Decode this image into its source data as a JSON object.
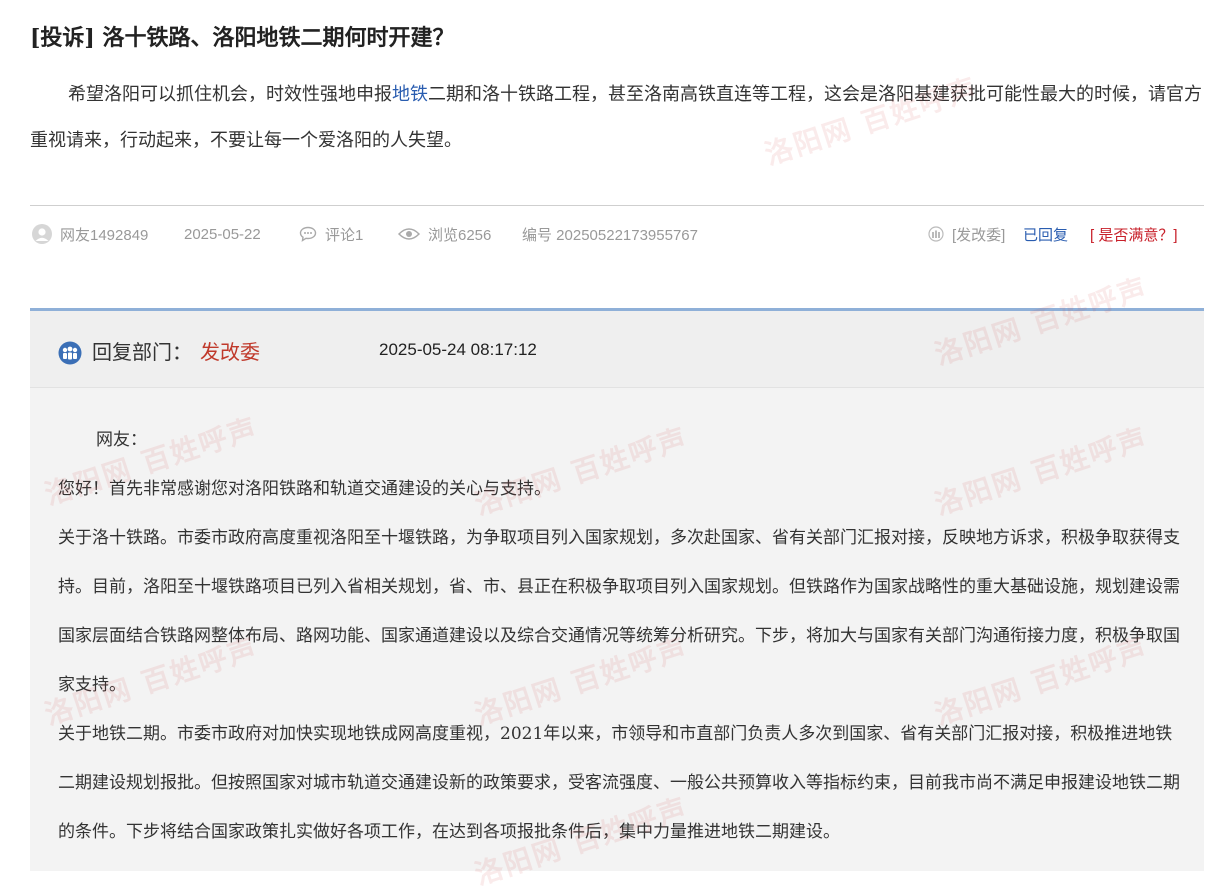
{
  "post": {
    "tag": "[投诉]",
    "title": "洛十铁路、洛阳地铁二期何时开建？",
    "body_before": "希望洛阳可以抓住机会，时效性强地申报",
    "body_link": "地铁",
    "body_after": "二期和洛十铁路工程，甚至洛南高铁直连等工程，这会是洛阳基建获批可能性最大的时候，请官方重视请来，行动起来，不要让每一个爱洛阳的人失望。"
  },
  "meta": {
    "user": "网友1492849",
    "date": "2025-05-22",
    "comments": "评论1",
    "views": "浏览6256",
    "number": "编号 20250522173955767",
    "department": "[发改委]",
    "status": "已回复",
    "satisfaction": "[ 是否满意？]"
  },
  "reply": {
    "label": "回复部门：",
    "department": "发改委",
    "time": "2025-05-24 08:17:12",
    "greeting": "网友：",
    "paragraphs": [
      "您好！首先非常感谢您对洛阳铁路和轨道交通建设的关心与支持。",
      "关于洛十铁路。市委市政府高度重视洛阳至十堰铁路，为争取项目列入国家规划，多次赴国家、省有关部门汇报对接，反映地方诉求，积极争取获得支持。目前，洛阳至十堰铁路项目已列入省相关规划，省、市、县正在积极争取项目列入国家规划。但铁路作为国家战略性的重大基础设施，规划建设需国家层面结合铁路网整体布局、路网功能、国家通道建设以及综合交通情况等统筹分析研究。下步，将加大与国家有关部门沟通衔接力度，积极争取国家支持。",
      "关于地铁二期。市委市政府对加快实现地铁成网高度重视，2021年以来，市领导和市直部门负责人多次到国家、省有关部门汇报对接，积极推进地铁二期建设规划报批。但按照国家对城市轨道交通建设新的政策要求，受客流强度、一般公共预算收入等指标约束，目前我市尚不满足申报建设地铁二期的条件。下步将结合国家政策扎实做好各项工作，在达到各项报批条件后，集中力量推进地铁二期建设。"
    ]
  },
  "watermark_text": "洛阳网 百姓呼声",
  "colors": {
    "link": "#2a5db0",
    "alert": "#c8202a",
    "reply_dept": "#c0392b",
    "reply_border": "#8fb0d8"
  }
}
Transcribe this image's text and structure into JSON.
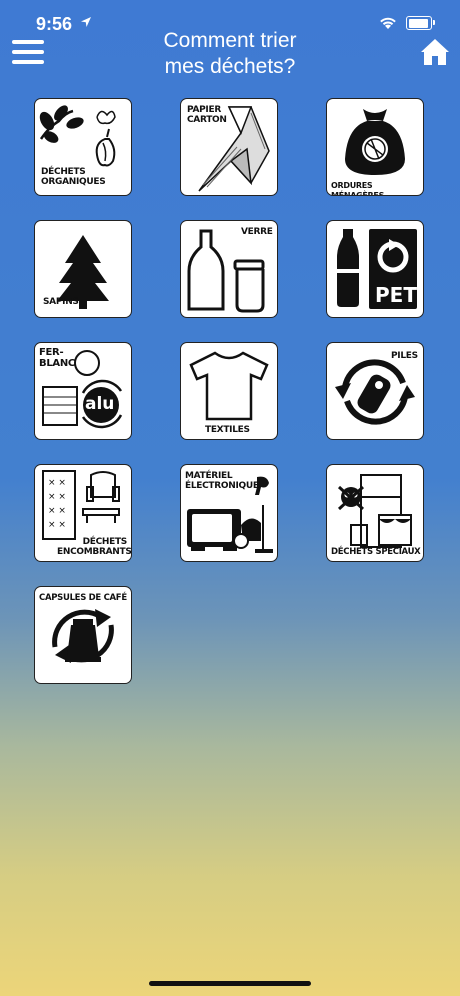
{
  "status_bar": {
    "time": "9:56"
  },
  "header": {
    "title_line1": "Comment trier",
    "title_line2": "mes déchets?"
  },
  "categories": [
    {
      "label": "DÉCHETS\nORGANIQUES",
      "icon": "organic-waste-icon"
    },
    {
      "label": "PAPIER\nCARTON",
      "icon": "paper-cardboard-icon"
    },
    {
      "label": "ORDURES MÉNAGÈRES",
      "icon": "household-waste-bag-icon"
    },
    {
      "label": "SAPINS",
      "icon": "fir-tree-icon"
    },
    {
      "label": "VERRE",
      "icon": "glass-bottles-icon"
    },
    {
      "label": "PET",
      "icon": "pet-bottle-icon"
    },
    {
      "label": "FER-\nBLANC",
      "label2": "alu",
      "icon": "tin-alu-can-icon"
    },
    {
      "label": "TEXTILES",
      "icon": "tshirt-icon"
    },
    {
      "label": "PILES",
      "icon": "battery-recycle-icon"
    },
    {
      "label": "DÉCHETS\nENCOMBRANTS",
      "icon": "bulky-furniture-icon"
    },
    {
      "label": "MATÉRIEL\nÉLECTRONIQUE",
      "icon": "electronics-tv-icon"
    },
    {
      "label": "DÉCHETS SPÉCIAUX",
      "icon": "hazardous-waste-icon"
    },
    {
      "label": "CAPSULES DE CAFÉ",
      "icon": "coffee-capsule-icon"
    }
  ]
}
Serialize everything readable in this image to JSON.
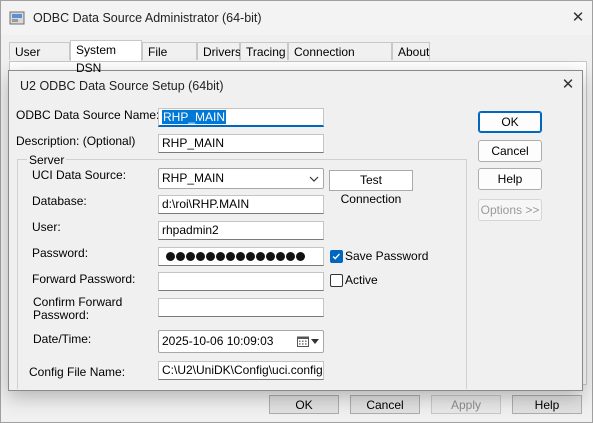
{
  "outer_window": {
    "title": "ODBC Data Source Administrator (64-bit)",
    "close_glyph": "✕",
    "tabs": [
      {
        "label": "User DSN"
      },
      {
        "label": "System DSN"
      },
      {
        "label": "File DSN"
      },
      {
        "label": "Drivers"
      },
      {
        "label": "Tracing"
      },
      {
        "label": "Connection Pooling"
      },
      {
        "label": "About"
      }
    ],
    "active_tab": "System DSN",
    "buttons": {
      "ok": "OK",
      "cancel": "Cancel",
      "apply": "Apply",
      "help": "Help"
    }
  },
  "dialog": {
    "title": "U2 ODBC Data Source Setup (64bit)",
    "close_glyph": "✕",
    "data_source_name": {
      "label": "ODBC Data Source Name:",
      "value": "RHP_MAIN"
    },
    "description": {
      "label": "Description: (Optional)",
      "value": "RHP_MAIN"
    },
    "server_group": {
      "label": "Server",
      "uci_data_source": {
        "label": "UCI Data Source:",
        "value": "RHP_MAIN"
      },
      "test_connection": "Test Connection",
      "database": {
        "label": "Database:",
        "value": "d:\\roi\\RHP.MAIN"
      },
      "user": {
        "label": "User:",
        "value": "rhpadmin2"
      },
      "password": {
        "label": "Password:",
        "masked_length": 14
      },
      "save_password": {
        "label": "Save Password",
        "checked": true
      },
      "forward_password": {
        "label": "Forward Password:",
        "value": ""
      },
      "active": {
        "label": "Active",
        "checked": false
      },
      "confirm_forward_password": {
        "label": "Confirm Forward Password:",
        "value": ""
      },
      "datetime": {
        "label": "Date/Time:",
        "value": "2025-10-06 10:09:03"
      },
      "config_file": {
        "label": "Config File Name:",
        "value": "C:\\U2\\UniDK\\Config\\uci.config"
      }
    },
    "buttons": {
      "ok": "OK",
      "cancel": "Cancel",
      "help": "Help",
      "options": "Options >>"
    }
  },
  "colors": {
    "accent": "#0067c0",
    "selection": "#0078d7",
    "window_bg": "#f0f0f0"
  }
}
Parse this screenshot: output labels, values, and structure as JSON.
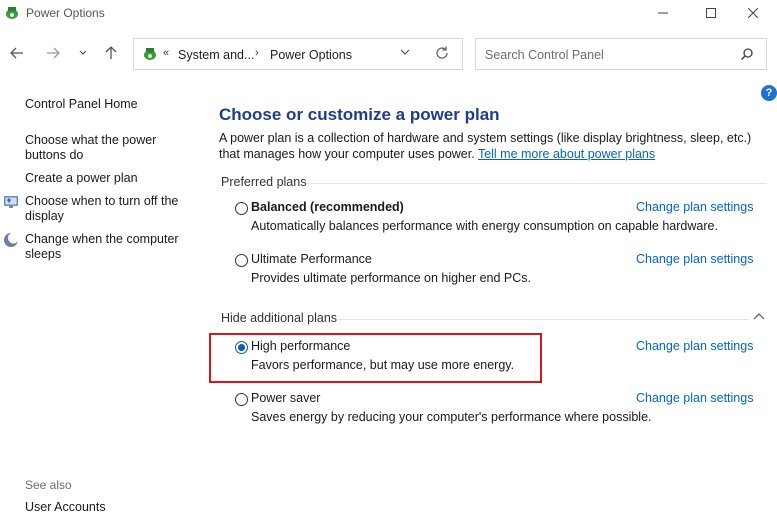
{
  "window": {
    "title": "Power Options",
    "icon": "power-options-app-icon",
    "controls": [
      "minimize-icon",
      "maximize-icon",
      "close-icon"
    ]
  },
  "navigation": {
    "back_icon": "arrow-left-icon",
    "forward_icon": "arrow-right-icon",
    "recent_icon": "chevron-down-icon",
    "up_icon": "arrow-up-icon"
  },
  "address_bar": {
    "separator": "«",
    "crumb_separator": "›",
    "crumbs": [
      "System and...",
      "Power Options"
    ],
    "dropdown_icon": "chevron-down-icon",
    "refresh_icon": "refresh-icon"
  },
  "search": {
    "placeholder": "Search Control Panel",
    "icon": "search-icon"
  },
  "help": {
    "label": "?"
  },
  "sidebar": {
    "home": "Control Panel Home",
    "links": [
      {
        "label": "Choose what the power buttons do",
        "icon": null
      },
      {
        "label": "Create a power plan",
        "icon": null
      },
      {
        "label": "Choose when to turn off the display",
        "icon": "monitor-shield-icon"
      },
      {
        "label": "Change when the computer sleeps",
        "icon": "moon-icon"
      }
    ],
    "see_also_heading": "See also",
    "see_also_links": [
      "User Accounts"
    ]
  },
  "main": {
    "title": "Choose or customize a power plan",
    "description": "A power plan is a collection of hardware and system settings (like display brightness, sleep, etc.) that manages how your computer uses power.",
    "description_link": "Tell me more about power plans",
    "preferred_header": "Preferred plans",
    "additional_header": "Hide additional plans",
    "change_link": "Change plan settings",
    "preferred_plans": [
      {
        "name": "Balanced (recommended)",
        "description": "Automatically balances performance with energy consumption on capable hardware.",
        "selected": false
      },
      {
        "name": "Ultimate Performance",
        "description": "Provides ultimate performance on higher end PCs.",
        "selected": false
      }
    ],
    "additional_plans": [
      {
        "name": "High performance",
        "description": "Favors performance, but may use more energy.",
        "selected": true
      },
      {
        "name": "Power saver",
        "description": "Saves energy by reducing your computer's performance where possible.",
        "selected": false
      }
    ]
  },
  "colors": {
    "title_blue": "#1e3d8a",
    "link_blue": "#0066cc",
    "highlight_red": "#d9161c",
    "radio_selected": "#0a5bbf"
  }
}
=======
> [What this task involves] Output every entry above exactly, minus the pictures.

> [Response area]
Decode this image into its source data as a JSON object.
{
  "post": {
    "tag": "[投诉]",
    "title": "洛十铁路、洛阳地铁二期何时开建？",
    "body_before": "希望洛阳可以抓住机会，时效性强地申报",
    "body_link": "地铁",
    "body_after": "二期和洛十铁路工程，甚至洛南高铁直连等工程，这会是洛阳基建获批可能性最大的时候，请官方重视请来，行动起来，不要让每一个爱洛阳的人失望。"
  },
  "meta": {
    "user": "网友1492849",
    "date": "2025-05-22",
    "comments": "评论1",
    "views": "浏览6256",
    "number": "编号 20250522173955767",
    "department": "[发改委]",
    "status": "已回复",
    "satisfaction": "[ 是否满意？]"
  },
  "reply": {
    "label": "回复部门：",
    "department": "发改委",
    "time": "2025-05-24 08:17:12",
    "greeting": "网友：",
    "paragraphs": [
      "您好！首先非常感谢您对洛阳铁路和轨道交通建设的关心与支持。",
      "关于洛十铁路。市委市政府高度重视洛阳至十堰铁路，为争取项目列入国家规划，多次赴国家、省有关部门汇报对接，反映地方诉求，积极争取获得支持。目前，洛阳至十堰铁路项目已列入省相关规划，省、市、县正在积极争取项目列入国家规划。但铁路作为国家战略性的重大基础设施，规划建设需国家层面结合铁路网整体布局、路网功能、国家通道建设以及综合交通情况等统筹分析研究。下步，将加大与国家有关部门沟通衔接力度，积极争取国家支持。",
      "关于地铁二期。市委市政府对加快实现地铁成网高度重视，2021年以来，市领导和市直部门负责人多次到国家、省有关部门汇报对接，积极推进地铁二期建设规划报批。但按照国家对城市轨道交通建设新的政策要求，受客流强度、一般公共预算收入等指标约束，目前我市尚不满足申报建设地铁二期的条件。下步将结合国家政策扎实做好各项工作，在达到各项报批条件后，集中力量推进地铁二期建设。"
    ]
  },
  "watermark_text": "洛阳网 百姓呼声",
  "colors": {
    "link": "#2a5db0",
    "alert": "#c8202a",
    "reply_dept": "#c0392b",
    "reply_border": "#8fb0d8"
  }
}
Transcribe this image's text and structure into JSON.
{
  "status_bar": {
    "time": "9:56"
  },
  "header": {
    "title_line1": "Comment trier",
    "title_line2": "mes déchets?"
  },
  "categories": [
    {
      "label": "DÉCHETS\nORGANIQUES",
      "icon": "organic-waste-icon"
    },
    {
      "label": "PAPIER\nCARTON",
      "icon": "paper-cardboard-icon"
    },
    {
      "label": "ORDURES MÉNAGÈRES",
      "icon": "household-waste-bag-icon"
    },
    {
      "label": "SAPINS",
      "icon": "fir-tree-icon"
    },
    {
      "label": "VERRE",
      "icon": "glass-bottles-icon"
    },
    {
      "label": "PET",
      "icon": "pet-bottle-icon"
    },
    {
      "label": "FER-\nBLANC",
      "label2": "alu",
      "icon": "tin-alu-can-icon"
    },
    {
      "label": "TEXTILES",
      "icon": "tshirt-icon"
    },
    {
      "label": "PILES",
      "icon": "battery-recycle-icon"
    },
    {
      "label": "DÉCHETS\nENCOMBRANTS",
      "icon": "bulky-furniture-icon"
    },
    {
      "label": "MATÉRIEL\nÉLECTRONIQUE",
      "icon": "electronics-tv-icon"
    },
    {
      "label": "DÉCHETS SPÉCIAUX",
      "icon": "hazardous-waste-icon"
    },
    {
      "label": "CAPSULES DE CAFÉ",
      "icon": "coffee-capsule-icon"
    }
  ]
}
Serialize everything readable in this image to JSON.
{
  "outer_window": {
    "title": "ODBC Data Source Administrator (64-bit)",
    "close_glyph": "✕",
    "tabs": [
      {
        "label": "User DSN"
      },
      {
        "label": "System DSN"
      },
      {
        "label": "File DSN"
      },
      {
        "label": "Drivers"
      },
      {
        "label": "Tracing"
      },
      {
        "label": "Connection Pooling"
      },
      {
        "label": "About"
      }
    ],
    "active_tab": "System DSN",
    "buttons": {
      "ok": "OK",
      "cancel": "Cancel",
      "apply": "Apply",
      "help": "Help"
    }
  },
  "dialog": {
    "title": "U2 ODBC Data Source Setup (64bit)",
    "close_glyph": "✕",
    "data_source_name": {
      "label": "ODBC Data Source Name:",
      "value": "RHP_MAIN"
    },
    "description": {
      "label": "Description: (Optional)",
      "value": "RHP_MAIN"
    },
    "server_group": {
      "label": "Server",
      "uci_data_source": {
        "label": "UCI Data Source:",
        "value": "RHP_MAIN"
      },
      "test_connection": "Test Connection",
      "database": {
        "label": "Database:",
        "value": "d:\\roi\\RHP.MAIN"
      },
      "user": {
        "label": "User:",
        "value": "rhpadmin2"
      },
      "password": {
        "label": "Password:",
        "masked_length": 14
      },
      "save_password": {
        "label": "Save Password",
        "checked": true
      },
      "forward_password": {
        "label": "Forward Password:",
        "value": ""
      },
      "active": {
        "label": "Active",
        "checked": false
      },
      "confirm_forward_password": {
        "label": "Confirm Forward Password:",
        "value": ""
      },
      "datetime": {
        "label": "Date/Time:",
        "value": "2025-10-06 10:09:03"
      },
      "config_file": {
        "label": "Config File Name:",
        "value": "C:\\U2\\UniDK\\Config\\uci.config"
      }
    },
    "buttons": {
      "ok": "OK",
      "cancel": "Cancel",
      "help": "Help",
      "options": "Options >>"
    }
  },
  "colors": {
    "accent": "#0067c0",
    "selection": "#0078d7",
    "window_bg": "#f0f0f0"
  }
}
Parse this screenshot: output labels, values, and structure as JSON.
{
  "window": {
    "title": "Power Options",
    "icon": "power-options-app-icon",
    "controls": [
      "minimize-icon",
      "maximize-icon",
      "close-icon"
    ]
  },
  "navigation": {
    "back_icon": "arrow-left-icon",
    "forward_icon": "arrow-right-icon",
    "recent_icon": "chevron-down-icon",
    "up_icon": "arrow-up-icon"
  },
  "address_bar": {
    "separator": "«",
    "crumb_separator": "›",
    "crumbs": [
      "System and...",
      "Power Options"
    ],
    "dropdown_icon": "chevron-down-icon",
    "refresh_icon": "refresh-icon"
  },
  "search": {
    "placeholder": "Search Control Panel",
    "icon": "search-icon"
  },
  "help": {
    "label": "?"
  },
  "sidebar": {
    "home": "Control Panel Home",
    "links": [
      {
        "label": "Choose what the power buttons do",
        "icon": null
      },
      {
        "label": "Create a power plan",
        "icon": null
      },
      {
        "label": "Choose when to turn off the display",
        "icon": "monitor-shield-icon"
      },
      {
        "label": "Change when the computer sleeps",
        "icon": "moon-icon"
      }
    ],
    "see_also_heading": "See also",
    "see_also_links": [
      "User Accounts"
    ]
  },
  "main": {
    "title": "Choose or customize a power plan",
    "description": "A power plan is a collection of hardware and system settings (like display brightness, sleep, etc.) that manages how your computer uses power.",
    "description_link": "Tell me more about power plans",
    "preferred_header": "Preferred plans",
    "additional_header": "Hide additional plans",
    "change_link": "Change plan settings",
    "preferred_plans": [
      {
        "name": "Balanced (recommended)",
        "description": "Automatically balances performance with energy consumption on capable hardware.",
        "selected": false
      },
      {
        "name": "Ultimate Performance",
        "description": "Provides ultimate performance on higher end PCs.",
        "selected": false
      }
    ],
    "additional_plans": [
      {
        "name": "High performance",
        "description": "Favors performance, but may use more energy.",
        "selected": true
      },
      {
        "name": "Power saver",
        "description": "Saves energy by reducing your computer's performance where possible.",
        "selected": false
      }
    ]
  },
  "colors": {
    "title_blue": "#1e3d8a",
    "link_blue": "#0066cc",
    "highlight_red": "#d9161c",
    "radio_selected": "#0a5bbf"
  }
}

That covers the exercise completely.